Jerry and first wife Ada (Hatfield, Valley Falls) had a son and two daughters. Ada died in 1980 after a brutal bout with cancer. Then Waugh wed Dolores, who has four children. Any guy fortunate enough to have two wives as wondrous as Ada and Dolores must have at least one angel on his shoulder. You badly need a program to keep track of the seven Jerry-Dolores kids and 17 grandkids when they try to dovetail their various holiday activities.
Jerry was a coach and administrator at high schools in Arizona in the 1960s and early 1970s and was head cage coach at Chico (Calif.) State and San Francisco State for a pair of two-year stints.
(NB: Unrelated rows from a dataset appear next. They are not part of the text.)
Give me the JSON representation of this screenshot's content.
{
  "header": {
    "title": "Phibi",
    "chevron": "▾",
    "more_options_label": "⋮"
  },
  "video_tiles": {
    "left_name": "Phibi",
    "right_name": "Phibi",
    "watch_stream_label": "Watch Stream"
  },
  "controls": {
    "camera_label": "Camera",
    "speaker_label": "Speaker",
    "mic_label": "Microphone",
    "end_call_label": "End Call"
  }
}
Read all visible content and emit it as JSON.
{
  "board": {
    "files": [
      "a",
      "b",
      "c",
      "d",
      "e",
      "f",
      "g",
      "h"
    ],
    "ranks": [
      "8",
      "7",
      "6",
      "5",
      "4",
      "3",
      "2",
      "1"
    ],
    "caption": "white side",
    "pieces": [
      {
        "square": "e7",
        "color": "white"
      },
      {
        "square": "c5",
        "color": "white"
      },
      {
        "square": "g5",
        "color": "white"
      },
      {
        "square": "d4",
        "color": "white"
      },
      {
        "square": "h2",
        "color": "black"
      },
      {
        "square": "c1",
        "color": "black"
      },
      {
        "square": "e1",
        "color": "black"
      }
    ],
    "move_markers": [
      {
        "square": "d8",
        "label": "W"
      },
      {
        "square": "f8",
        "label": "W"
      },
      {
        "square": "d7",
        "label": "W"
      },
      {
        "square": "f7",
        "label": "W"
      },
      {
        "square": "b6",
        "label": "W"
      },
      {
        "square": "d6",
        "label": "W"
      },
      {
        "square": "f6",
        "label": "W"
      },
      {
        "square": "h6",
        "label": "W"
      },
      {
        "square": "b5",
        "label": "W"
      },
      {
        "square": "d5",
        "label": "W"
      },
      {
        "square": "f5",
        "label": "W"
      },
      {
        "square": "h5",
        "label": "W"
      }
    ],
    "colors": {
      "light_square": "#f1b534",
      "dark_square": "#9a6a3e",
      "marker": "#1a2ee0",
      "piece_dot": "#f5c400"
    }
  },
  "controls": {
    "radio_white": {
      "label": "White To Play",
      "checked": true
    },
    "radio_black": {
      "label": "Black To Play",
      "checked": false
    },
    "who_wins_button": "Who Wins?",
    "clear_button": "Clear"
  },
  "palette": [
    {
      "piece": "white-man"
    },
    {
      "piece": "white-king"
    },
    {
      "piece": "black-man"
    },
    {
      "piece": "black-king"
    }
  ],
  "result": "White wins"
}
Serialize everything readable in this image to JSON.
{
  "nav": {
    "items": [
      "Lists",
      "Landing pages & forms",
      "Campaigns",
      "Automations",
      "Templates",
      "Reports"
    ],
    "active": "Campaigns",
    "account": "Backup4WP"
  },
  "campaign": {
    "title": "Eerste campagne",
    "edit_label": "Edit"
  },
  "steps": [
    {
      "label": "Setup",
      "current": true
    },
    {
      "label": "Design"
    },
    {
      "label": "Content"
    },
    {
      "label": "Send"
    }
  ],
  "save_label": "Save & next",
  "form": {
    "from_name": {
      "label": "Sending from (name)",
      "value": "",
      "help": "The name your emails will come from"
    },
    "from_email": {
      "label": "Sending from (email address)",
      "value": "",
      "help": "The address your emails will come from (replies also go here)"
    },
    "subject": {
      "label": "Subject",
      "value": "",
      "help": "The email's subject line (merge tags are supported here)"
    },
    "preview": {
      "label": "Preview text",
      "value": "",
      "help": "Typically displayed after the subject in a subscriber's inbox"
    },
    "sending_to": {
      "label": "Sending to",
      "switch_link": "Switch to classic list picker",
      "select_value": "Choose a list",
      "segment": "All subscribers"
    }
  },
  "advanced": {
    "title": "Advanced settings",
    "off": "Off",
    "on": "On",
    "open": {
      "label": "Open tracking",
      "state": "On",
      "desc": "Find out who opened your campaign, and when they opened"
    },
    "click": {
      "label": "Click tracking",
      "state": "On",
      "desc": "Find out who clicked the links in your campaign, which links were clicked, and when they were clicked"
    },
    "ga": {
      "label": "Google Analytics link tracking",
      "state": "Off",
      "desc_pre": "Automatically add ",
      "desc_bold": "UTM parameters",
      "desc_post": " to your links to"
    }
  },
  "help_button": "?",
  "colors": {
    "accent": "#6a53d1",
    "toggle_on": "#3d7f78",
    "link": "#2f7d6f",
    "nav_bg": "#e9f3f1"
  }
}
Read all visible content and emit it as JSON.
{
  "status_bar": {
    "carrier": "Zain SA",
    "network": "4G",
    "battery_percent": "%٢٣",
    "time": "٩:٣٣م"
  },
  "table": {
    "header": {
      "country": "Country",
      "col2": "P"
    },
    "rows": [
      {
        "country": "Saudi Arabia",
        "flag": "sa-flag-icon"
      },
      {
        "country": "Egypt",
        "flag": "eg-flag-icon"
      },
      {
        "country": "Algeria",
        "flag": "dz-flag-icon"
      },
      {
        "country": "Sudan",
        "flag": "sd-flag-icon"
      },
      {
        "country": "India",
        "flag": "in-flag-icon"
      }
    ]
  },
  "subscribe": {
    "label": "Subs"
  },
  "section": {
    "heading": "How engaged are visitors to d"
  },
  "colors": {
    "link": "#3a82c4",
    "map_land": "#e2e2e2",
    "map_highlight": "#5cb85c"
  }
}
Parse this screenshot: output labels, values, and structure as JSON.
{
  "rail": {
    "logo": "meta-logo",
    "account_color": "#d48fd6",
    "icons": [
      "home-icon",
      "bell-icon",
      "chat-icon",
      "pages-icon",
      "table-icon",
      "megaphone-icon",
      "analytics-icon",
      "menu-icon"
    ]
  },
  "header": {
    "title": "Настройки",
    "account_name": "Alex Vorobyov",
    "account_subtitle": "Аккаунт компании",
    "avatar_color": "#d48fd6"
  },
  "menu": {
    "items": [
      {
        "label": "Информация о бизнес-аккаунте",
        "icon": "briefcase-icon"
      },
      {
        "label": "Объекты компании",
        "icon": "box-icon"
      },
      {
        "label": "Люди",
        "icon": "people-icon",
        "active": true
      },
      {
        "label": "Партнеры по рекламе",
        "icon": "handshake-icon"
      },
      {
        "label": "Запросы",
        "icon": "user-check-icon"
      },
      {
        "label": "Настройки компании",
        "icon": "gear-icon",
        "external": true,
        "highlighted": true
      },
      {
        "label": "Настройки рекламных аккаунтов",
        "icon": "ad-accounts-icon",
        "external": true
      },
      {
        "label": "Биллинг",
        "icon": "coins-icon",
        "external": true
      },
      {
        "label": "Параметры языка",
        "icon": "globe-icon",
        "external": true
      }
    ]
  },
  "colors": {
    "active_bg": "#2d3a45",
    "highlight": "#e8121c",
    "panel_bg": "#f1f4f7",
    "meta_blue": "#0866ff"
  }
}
He's been the men's and women's golf coach at KU and has held several administrative posts in the department.
He worked in Bob Billings' Alvamar empire for a while and has been one of the best-known golf figures in the area for a long time. He's deeply grateful for the many roles he been allowed to play at KU.
How good a teacher is he? Any time I played golf with the guy, I wound up at least five strokes better than normal because of his calm, friendly and penetrating advice. Almost broke 100 once with him as a tutor, so you know he's gotta be good. I'm normally a 110-and-up links butcher. No wonder Roy Williams relishes his company. Jerry's candid basketball acumen isn't too shabby, either.
Some coaches can be tough, others tender; some wander around on the misty flats and never quite come across. With his compassion, intelligence, humor and ability to inject lilt into life, Waugh has been one of the dead-solid mainstays of the KU athletics program over a 50-year period. KU employees looking for a role model with warmth, humor, perspective and excellence would do well to emulate Jerry.
If I had a son or grandson with athletic talent, I'd love to have him play with the guidance of fellows like Jerry Waugh, Roy Williams and Dean Smith. Ahead of a John Wooden, even. Heck, I'd love to play for those guys.
Yet if Roy thinks his hair has grayed because of the Greg Ostertags and Nick Bradfords and Jerry thinks his coiffure has been thinned by coaching demands, imagine what a clod like I could do for (to) them.
-- Bill Mayer's phone number is 832-7185. His e-mail address is firstname.lastname@example.org.